Segment Start: Extracted entries
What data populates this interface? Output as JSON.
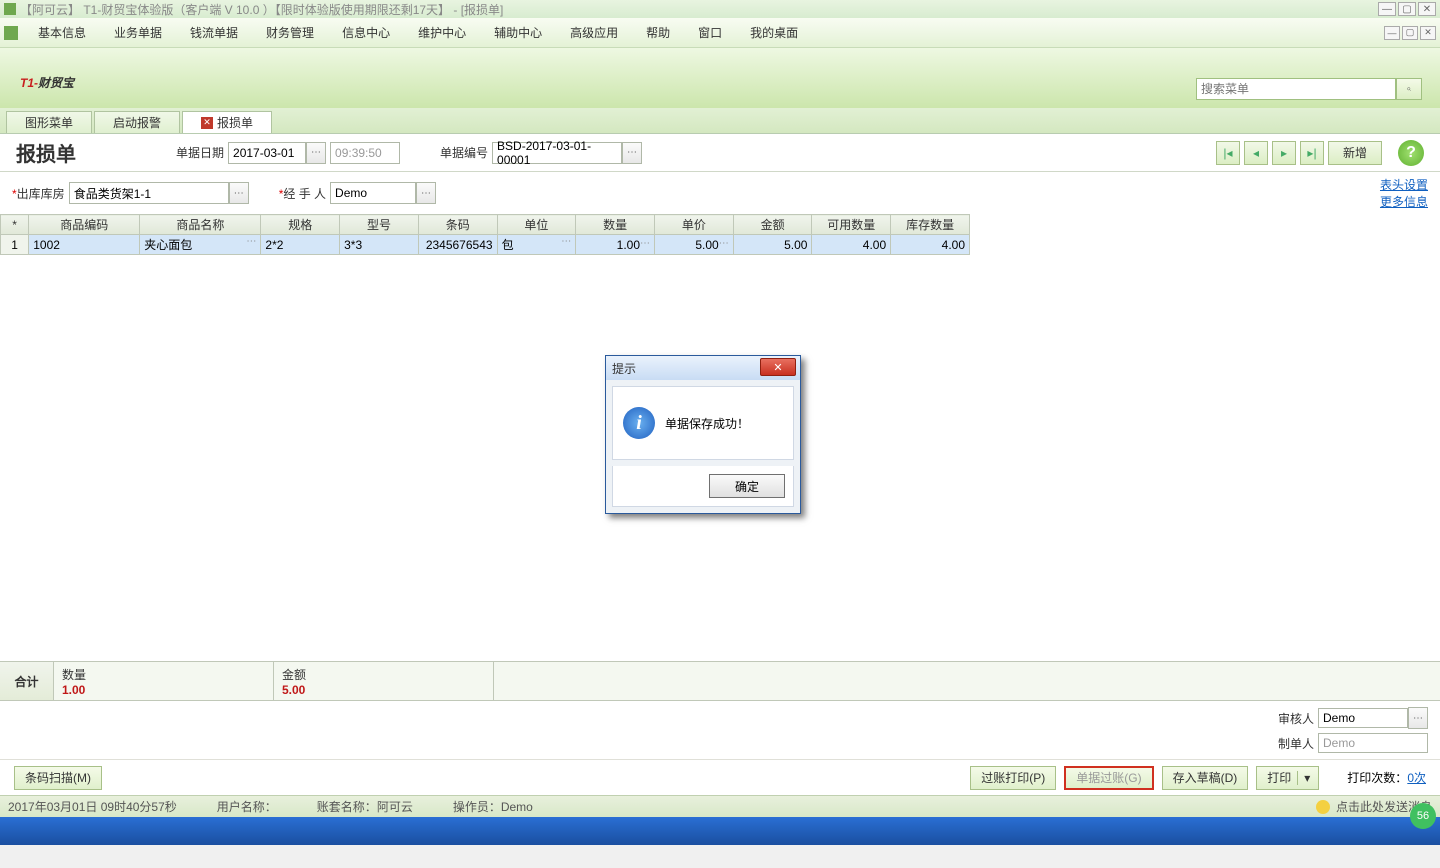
{
  "window": {
    "title": "【阿可云】 T1-财贸宝体验版（客户端 V 10.0 ）【限时体验版使用期限还剩17天】 - [报损单]"
  },
  "menubar": [
    "基本信息",
    "业务单据",
    "钱流单据",
    "财务管理",
    "信息中心",
    "维护中心",
    "辅助中心",
    "高级应用",
    "帮助",
    "窗口",
    "我的桌面"
  ],
  "brand": {
    "prefix": "T1-",
    "suffix": "财贸宝"
  },
  "search": {
    "placeholder": "搜索菜单"
  },
  "tabs": [
    {
      "label": "图形菜单",
      "closable": false
    },
    {
      "label": "启动报警",
      "closable": false
    },
    {
      "label": "报损单",
      "closable": true,
      "active": true
    }
  ],
  "doc": {
    "title": "报损单",
    "date_label": "单据日期",
    "date_value": "2017-03-01",
    "time_value": "09:39:50",
    "no_label": "单据编号",
    "no_value": "BSD-2017-03-01-00001",
    "new_btn": "新增"
  },
  "form": {
    "warehouse_label": "出库库房",
    "warehouse_value": "食品类货架1-1",
    "handler_label": "经 手 人",
    "handler_value": "Demo",
    "link_header": "表头设置",
    "link_more": "更多信息"
  },
  "table": {
    "headers": [
      "*",
      "商品编码",
      "商品名称",
      "规格",
      "型号",
      "条码",
      "单位",
      "数量",
      "单价",
      "金额",
      "可用数量",
      "库存数量"
    ],
    "row": {
      "idx": "1",
      "code": "1002",
      "name": "夹心面包",
      "spec": "2*2",
      "model": "3*3",
      "barcode": "2345676543",
      "unit": "包",
      "qty": "1.00",
      "price": "5.00",
      "amount": "5.00",
      "avail": "4.00",
      "stock": "4.00"
    }
  },
  "totals": {
    "label": "合计",
    "qty_label": "数量",
    "qty_value": "1.00",
    "amt_label": "金额",
    "amt_value": "5.00"
  },
  "footer": {
    "auditor_label": "审核人",
    "auditor_value": "Demo",
    "creator_label": "制单人",
    "creator_value": "Demo"
  },
  "actions": {
    "scan": "条码扫描(M)",
    "post_print": "过账打印(P)",
    "post": "单据过账(G)",
    "draft": "存入草稿(D)",
    "print": "打印",
    "print_count_label": "打印次数：",
    "print_count_value": "0次"
  },
  "status": {
    "datetime": "2017年03月01日   09时40分57秒",
    "user_label": "用户名称：",
    "acct_label": "账套名称：",
    "acct_value": "阿可云",
    "oper_label": "操作员：",
    "oper_value": "Demo",
    "msg": "点击此处发送消息"
  },
  "dialog": {
    "title": "提示",
    "message": "单据保存成功！",
    "ok": "确定"
  },
  "taskbar_badge": "56"
}
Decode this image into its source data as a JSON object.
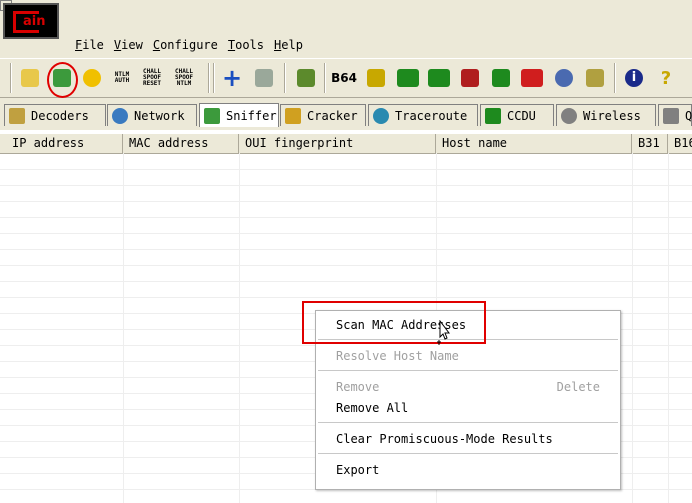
{
  "app": {
    "logo_text": "ain"
  },
  "menubar": {
    "items": [
      "File",
      "View",
      "Configure",
      "Tools",
      "Help"
    ],
    "underline": [
      "F",
      "V",
      "C",
      "T",
      "H"
    ]
  },
  "toolbar": {
    "buttons": [
      {
        "icon": "folder-icon",
        "color": "#e8c84a"
      },
      {
        "icon": "sniffer-start-icon",
        "color": "#3c9a3c"
      },
      {
        "icon": "radiation-icon",
        "color": "#f0c000"
      },
      {
        "icon": "ntlm-auth-icon",
        "text": "NTLM\nAUTH"
      },
      {
        "icon": "chall-spoof-reset-icon",
        "text": "CHALL\nSPOOF\nRESET"
      },
      {
        "icon": "chall-spoof-ntlm-icon",
        "text": "CHALL\nSPOOF\nNTLM"
      },
      {
        "icon": "add-icon",
        "color": "#1a4fc0"
      },
      {
        "icon": "recycle-icon",
        "color": "#7a8a7a"
      },
      {
        "icon": "scan-icon",
        "color": "#5c8a2c"
      },
      {
        "icon": "base64-icon",
        "text": "B64"
      },
      {
        "icon": "key-icon",
        "color": "#c8a800"
      },
      {
        "icon": "meter-icon",
        "color": "#1e8a1e"
      },
      {
        "icon": "vnc-icon",
        "color": "#1e8a1e"
      },
      {
        "icon": "nc-icon",
        "color": "#b01e1e"
      },
      {
        "icon": "monitor-icon",
        "color": "#1e8a1e"
      },
      {
        "icon": "window-icon",
        "color": "#d01e1e"
      },
      {
        "icon": "network-icon",
        "color": "#4a6ab0"
      },
      {
        "icon": "certificate-icon",
        "color": "#b0a040"
      },
      {
        "icon": "info-icon",
        "color": "#1a2a8a"
      },
      {
        "icon": "help-icon",
        "color": "#c8a800"
      }
    ]
  },
  "tabs": [
    {
      "label": "Decoders",
      "icon": "decoders-icon",
      "color": "#c0a040"
    },
    {
      "label": "Network",
      "icon": "network-globe-icon",
      "color": "#3a7ac0"
    },
    {
      "label": "Sniffer",
      "icon": "sniffer-icon",
      "color": "#3c9a3c",
      "active": true
    },
    {
      "label": "Cracker",
      "icon": "cracker-icon",
      "color": "#d0a020"
    },
    {
      "label": "Traceroute",
      "icon": "traceroute-icon",
      "color": "#2a8ab0"
    },
    {
      "label": "CCDU",
      "icon": "ccdu-icon",
      "color": "#1e8a1e"
    },
    {
      "label": "Wireless",
      "icon": "wireless-icon",
      "color": "#808080"
    },
    {
      "label": "Q",
      "icon": "query-icon",
      "color": "#808080"
    }
  ],
  "columns": [
    "IP address",
    "MAC address",
    "OUI fingerprint",
    "Host name",
    "B31",
    "B16"
  ],
  "context_menu": {
    "scan_mac": "Scan MAC Addresses",
    "resolve_host": "Resolve Host Name",
    "remove": "Remove",
    "remove_shortcut": "Delete",
    "remove_all": "Remove All",
    "clear_promisc": "Clear Promiscuous-Mode Results",
    "export": "Export"
  },
  "colors": {
    "highlight": "#e00000",
    "disabled": "#a0a0a0"
  }
}
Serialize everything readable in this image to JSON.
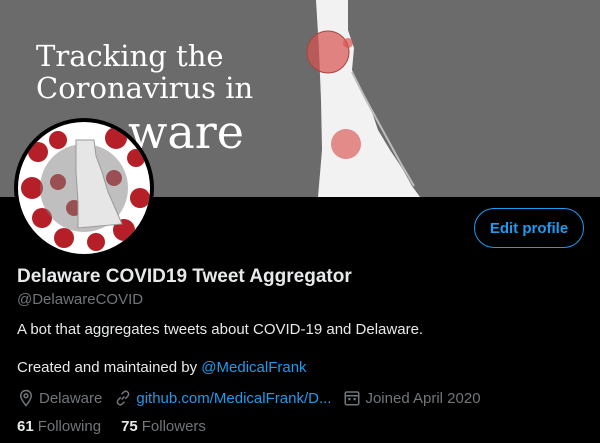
{
  "banner": {
    "line1": "Tracking the",
    "line2": "Coronavirus in",
    "line3": "ware"
  },
  "profile": {
    "name": "Delaware COVID19 Tweet Aggregator",
    "handle": "@DelawareCOVID",
    "bio": "A bot that aggregates tweets about COVID-19 and Delaware.",
    "created_prefix": "Created and maintained by ",
    "created_link": "@MedicalFrank",
    "location": "Delaware",
    "website": "github.com/MedicalFrank/D...",
    "joined": "Joined April 2020"
  },
  "stats": {
    "following_count": "61",
    "following_label": "Following",
    "followers_count": "75",
    "followers_label": "Followers"
  },
  "buttons": {
    "edit_profile": "Edit profile"
  },
  "icons": {
    "location": "map-pin-icon",
    "website": "link-icon",
    "joined": "calendar-icon"
  },
  "colors": {
    "accent": "#1d9bf0",
    "background": "#000000",
    "banner": "#6b6b6b",
    "text_primary": "#e7e9ea",
    "text_secondary": "#71767b",
    "virus_red": "#c0202a"
  }
}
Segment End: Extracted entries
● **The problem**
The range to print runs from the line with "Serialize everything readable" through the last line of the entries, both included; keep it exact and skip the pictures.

● **Answer to this problem**
Serialize everything readable in this image to JSON.
{
  "banner": {
    "line1": "Tracking the",
    "line2": "Coronavirus in",
    "line3": "ware"
  },
  "profile": {
    "name": "Delaware COVID19 Tweet Aggregator",
    "handle": "@DelawareCOVID",
    "bio": "A bot that aggregates tweets about COVID-19 and Delaware.",
    "created_prefix": "Created and maintained by ",
    "created_link": "@MedicalFrank",
    "location": "Delaware",
    "website": "github.com/MedicalFrank/D...",
    "joined": "Joined April 2020"
  },
  "stats": {
    "following_count": "61",
    "following_label": "Following",
    "followers_count": "75",
    "followers_label": "Followers"
  },
  "buttons": {
    "edit_profile": "Edit profile"
  },
  "icons": {
    "location": "map-pin-icon",
    "website": "link-icon",
    "joined": "calendar-icon"
  },
  "colors": {
    "accent": "#1d9bf0",
    "background": "#000000",
    "banner": "#6b6b6b",
    "text_primary": "#e7e9ea",
    "text_secondary": "#71767b",
    "virus_red": "#c0202a"
  }
}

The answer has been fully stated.